In "Rostrum Press: Materials Testing", I use the Oxberry 16mm animation stand as a mechanism to test the response of a variety of objects and materials to the downward pressure of the camera. A professional animation stand is a large, heavy machine, with a powerful motor attached to move the camera up and down. Each shot in "Rostrum Press" is essentially a self-contained little film in which the camera moves inexorably closer to its object, one-eighth of an inch closer between each frame and the next, until contact is made and the object is pressed down towards the rostrum table as nearly flat as possible. The objects placed under pressure range from simple everyday items - an egg, an ice-cream cone, a plastic cup - to "sets" built specially for the purpose.

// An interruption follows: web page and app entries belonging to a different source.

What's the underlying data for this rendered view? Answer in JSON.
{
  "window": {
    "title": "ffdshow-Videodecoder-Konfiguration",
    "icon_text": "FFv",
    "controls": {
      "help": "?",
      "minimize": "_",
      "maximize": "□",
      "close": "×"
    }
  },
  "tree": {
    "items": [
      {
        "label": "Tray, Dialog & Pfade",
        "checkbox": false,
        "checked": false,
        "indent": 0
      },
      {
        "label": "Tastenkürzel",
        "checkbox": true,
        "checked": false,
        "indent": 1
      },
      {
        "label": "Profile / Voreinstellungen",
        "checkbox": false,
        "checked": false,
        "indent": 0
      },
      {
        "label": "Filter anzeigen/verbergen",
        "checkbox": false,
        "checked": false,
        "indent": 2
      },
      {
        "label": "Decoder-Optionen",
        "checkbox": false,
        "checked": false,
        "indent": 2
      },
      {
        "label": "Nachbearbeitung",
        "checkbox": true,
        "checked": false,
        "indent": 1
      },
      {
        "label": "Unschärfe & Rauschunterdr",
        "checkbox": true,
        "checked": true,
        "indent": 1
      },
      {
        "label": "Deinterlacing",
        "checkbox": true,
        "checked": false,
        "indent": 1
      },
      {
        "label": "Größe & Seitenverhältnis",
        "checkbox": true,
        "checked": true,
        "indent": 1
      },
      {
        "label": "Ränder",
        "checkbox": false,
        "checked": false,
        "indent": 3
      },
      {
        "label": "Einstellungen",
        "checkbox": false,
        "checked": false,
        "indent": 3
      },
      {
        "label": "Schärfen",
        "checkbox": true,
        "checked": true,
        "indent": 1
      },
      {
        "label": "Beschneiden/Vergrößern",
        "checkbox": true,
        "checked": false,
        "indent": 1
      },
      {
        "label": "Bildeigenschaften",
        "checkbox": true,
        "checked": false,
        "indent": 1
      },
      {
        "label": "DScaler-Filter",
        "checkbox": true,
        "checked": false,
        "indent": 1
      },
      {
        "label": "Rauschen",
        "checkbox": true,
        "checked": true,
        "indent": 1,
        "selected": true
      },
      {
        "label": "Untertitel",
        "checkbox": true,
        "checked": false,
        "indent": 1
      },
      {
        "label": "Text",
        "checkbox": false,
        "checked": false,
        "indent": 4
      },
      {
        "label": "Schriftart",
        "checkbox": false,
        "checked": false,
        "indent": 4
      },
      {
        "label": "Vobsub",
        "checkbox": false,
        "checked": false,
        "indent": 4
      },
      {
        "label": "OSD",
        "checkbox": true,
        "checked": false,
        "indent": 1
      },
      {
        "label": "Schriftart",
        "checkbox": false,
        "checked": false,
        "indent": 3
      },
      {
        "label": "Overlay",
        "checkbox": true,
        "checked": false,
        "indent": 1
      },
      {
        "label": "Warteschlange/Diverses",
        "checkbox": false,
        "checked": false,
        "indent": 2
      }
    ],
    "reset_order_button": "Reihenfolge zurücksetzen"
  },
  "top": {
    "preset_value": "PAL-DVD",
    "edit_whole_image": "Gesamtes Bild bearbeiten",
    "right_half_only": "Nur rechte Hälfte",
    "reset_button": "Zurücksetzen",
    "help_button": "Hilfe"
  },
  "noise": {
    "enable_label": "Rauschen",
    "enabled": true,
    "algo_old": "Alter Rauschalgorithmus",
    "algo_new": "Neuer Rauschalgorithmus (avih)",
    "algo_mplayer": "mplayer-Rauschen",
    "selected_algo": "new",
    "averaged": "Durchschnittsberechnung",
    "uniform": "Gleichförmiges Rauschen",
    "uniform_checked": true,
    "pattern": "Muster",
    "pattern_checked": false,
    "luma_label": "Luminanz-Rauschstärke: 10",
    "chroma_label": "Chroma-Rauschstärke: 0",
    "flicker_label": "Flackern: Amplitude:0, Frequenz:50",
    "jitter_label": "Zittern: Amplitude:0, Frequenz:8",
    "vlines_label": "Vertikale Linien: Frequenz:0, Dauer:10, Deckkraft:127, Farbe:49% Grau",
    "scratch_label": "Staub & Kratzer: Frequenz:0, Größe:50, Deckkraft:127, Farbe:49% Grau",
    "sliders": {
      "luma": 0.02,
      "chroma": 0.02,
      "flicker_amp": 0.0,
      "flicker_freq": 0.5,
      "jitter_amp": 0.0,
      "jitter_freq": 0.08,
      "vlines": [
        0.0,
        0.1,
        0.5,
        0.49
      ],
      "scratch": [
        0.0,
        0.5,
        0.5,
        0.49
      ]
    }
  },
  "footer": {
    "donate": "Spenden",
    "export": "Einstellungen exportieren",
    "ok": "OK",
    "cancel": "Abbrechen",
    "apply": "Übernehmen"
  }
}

"Rostrum Press: Materials Testing" responds to an isolated aspect of two films by Michael Snow: "Breakfast (Table Top Dolly)" (1972-76) and "Presents" (1980-81), with an additional/incidental nod to Snow's "Wavelength" (1967). What attracted me to working with "Breakfast" and the final part of the staged middle section of "Presents" as models was the peculiar role of the camera as a destructive presence in these films: a wreaker of havoc. The idea of destruction as an integral part of the creative act. (Given the current situation, we might more accurately speak about the relationship between production and destruction.)
"The urge to destroy is also a creative urge." - Mikhail Bakunin